January Brings the Siren: An Illuminated Manuscript for the New Year

Posted by: Marianna Stell

Is that mermaid holding a mirror? No, and yes. The lower border of the January calendar page from this fifteenth-century illuminated Book of Hours contains a Siren, who is holding a mirror. What is a Siren? Why it is in this Book of Hours? Learn more in this New Years post.

The scene of the Annunciation in the Edith Book of Hours surrounded by border illuminations and two frolicking rabbits below.

Immensity and Smallness in the Edith Book of Hours

Posted by: Marianna Stell

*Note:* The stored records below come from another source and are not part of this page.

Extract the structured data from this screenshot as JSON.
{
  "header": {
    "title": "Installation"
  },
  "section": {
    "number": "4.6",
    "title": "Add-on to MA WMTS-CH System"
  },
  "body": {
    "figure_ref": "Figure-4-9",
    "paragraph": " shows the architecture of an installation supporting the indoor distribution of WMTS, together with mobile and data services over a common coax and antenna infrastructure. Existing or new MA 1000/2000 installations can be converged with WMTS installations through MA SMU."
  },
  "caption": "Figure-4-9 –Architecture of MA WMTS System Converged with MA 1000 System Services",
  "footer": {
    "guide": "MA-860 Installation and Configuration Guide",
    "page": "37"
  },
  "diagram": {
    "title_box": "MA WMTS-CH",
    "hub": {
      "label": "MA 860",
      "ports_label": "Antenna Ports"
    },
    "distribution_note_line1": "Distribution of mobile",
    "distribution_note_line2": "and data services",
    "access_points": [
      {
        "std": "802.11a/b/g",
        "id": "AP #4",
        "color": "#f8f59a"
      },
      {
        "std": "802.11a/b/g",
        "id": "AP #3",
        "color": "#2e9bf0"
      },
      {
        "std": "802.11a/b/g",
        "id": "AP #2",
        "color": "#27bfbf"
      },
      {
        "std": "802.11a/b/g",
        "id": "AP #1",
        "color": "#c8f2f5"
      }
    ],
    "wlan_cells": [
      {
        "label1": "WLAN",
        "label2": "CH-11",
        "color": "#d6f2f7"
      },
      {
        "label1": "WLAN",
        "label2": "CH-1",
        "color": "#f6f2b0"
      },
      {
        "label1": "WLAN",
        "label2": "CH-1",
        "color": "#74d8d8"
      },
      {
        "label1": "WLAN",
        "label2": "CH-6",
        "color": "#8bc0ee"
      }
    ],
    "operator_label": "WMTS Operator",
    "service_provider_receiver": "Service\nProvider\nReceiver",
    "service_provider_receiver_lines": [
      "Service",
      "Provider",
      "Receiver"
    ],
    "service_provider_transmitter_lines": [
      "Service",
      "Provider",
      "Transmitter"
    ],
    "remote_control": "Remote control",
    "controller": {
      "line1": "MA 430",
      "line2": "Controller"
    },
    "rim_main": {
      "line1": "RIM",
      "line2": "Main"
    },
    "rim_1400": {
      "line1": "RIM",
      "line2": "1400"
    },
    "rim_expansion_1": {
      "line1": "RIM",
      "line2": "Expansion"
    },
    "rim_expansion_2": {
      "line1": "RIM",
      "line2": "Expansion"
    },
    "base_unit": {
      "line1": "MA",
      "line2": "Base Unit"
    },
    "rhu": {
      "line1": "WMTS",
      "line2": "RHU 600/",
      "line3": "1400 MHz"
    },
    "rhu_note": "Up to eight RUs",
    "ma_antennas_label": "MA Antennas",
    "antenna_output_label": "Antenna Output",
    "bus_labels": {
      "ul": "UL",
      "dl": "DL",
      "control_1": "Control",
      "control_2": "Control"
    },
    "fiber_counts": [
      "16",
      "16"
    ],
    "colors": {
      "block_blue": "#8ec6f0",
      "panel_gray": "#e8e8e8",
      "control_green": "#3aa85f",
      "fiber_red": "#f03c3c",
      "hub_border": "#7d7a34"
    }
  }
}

The Edith Book of Hours from the Lessing J. Rosenwald Collection is the smallest medieval manuscript at the Library of Congress. Created in Paris in the fourteenth century in the style of miniature painter and manuscript illuminator, Jean Pucelle, this tiny book offers researchers an experience like no other in the collection. Recently digitized, the Edith Book of Hours is now available for remote viewing for the first time. This blog post offers observations about the size of this manuscript in the hopes of providing remote researchers with a sense of its physical presence.

Image of text with large letters that read "MUNCEY LANGAGUE" across the top.

“In Our Own Language”: Lenape Hymnals in the Rare Book Collection

Posted by: Marianna Stell

Among the resources on the Lenape language in the holdings at the Library of Congress are two hymnals, published in 1847 and 1874 respectively. Printed at a time when governmental policies in Canada and the United States were actively attempting to destroy tribal languages, these hymnals provided a way for Lenape communities to remain connected to their language even amongst attempted erasure. The Halfmoon hymnal includes new translations into Munsee, a Lenape language that is rarely the focus of such linguistic preservation. Guest post by Meg Nicholas, Folklife Specialist, American Folklife Center.